Scheduled walks will resume in the spring. In the meantime please contact me to arrange private walks.

Walk the lines...

Click here for a large map...

Content

Rubik's Cube
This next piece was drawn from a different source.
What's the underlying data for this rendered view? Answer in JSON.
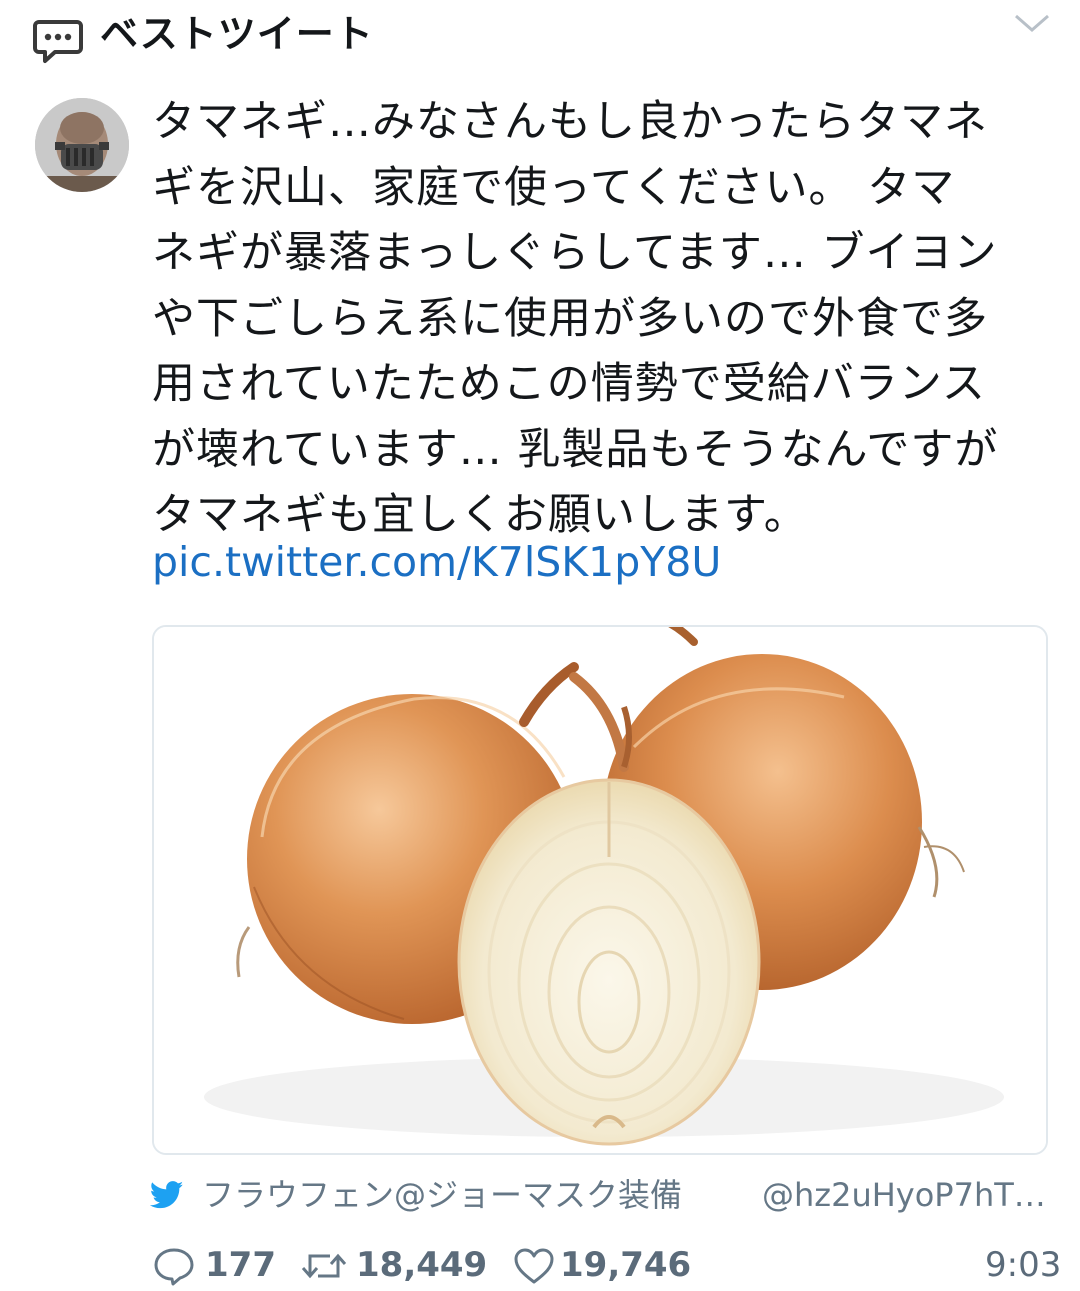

A Rubik’s cube has more combinations than light travels inches in a century. This is my favourite illustration of how a very small number of factors can produce an absurdly complicated situation. A silly little toy, with only three squares in each of its three dimensions. How can that get complicated? Well, as anyone who's ever tried to solve one just by guessing will tell you, it gets very complicated. The number of possible combinations is 43,252,003,274,489,856,000. Forget billions - that's 43 quintillion and change. (In fact the cube's manufacturers just said ‘billions' in their advertising, figuring that no one would know what a quintillion was. It's a billion billion.) The number of inches light travels in a century, meanwhile, is a mere 37,165,049,856,000,000,000. Or thereabouts.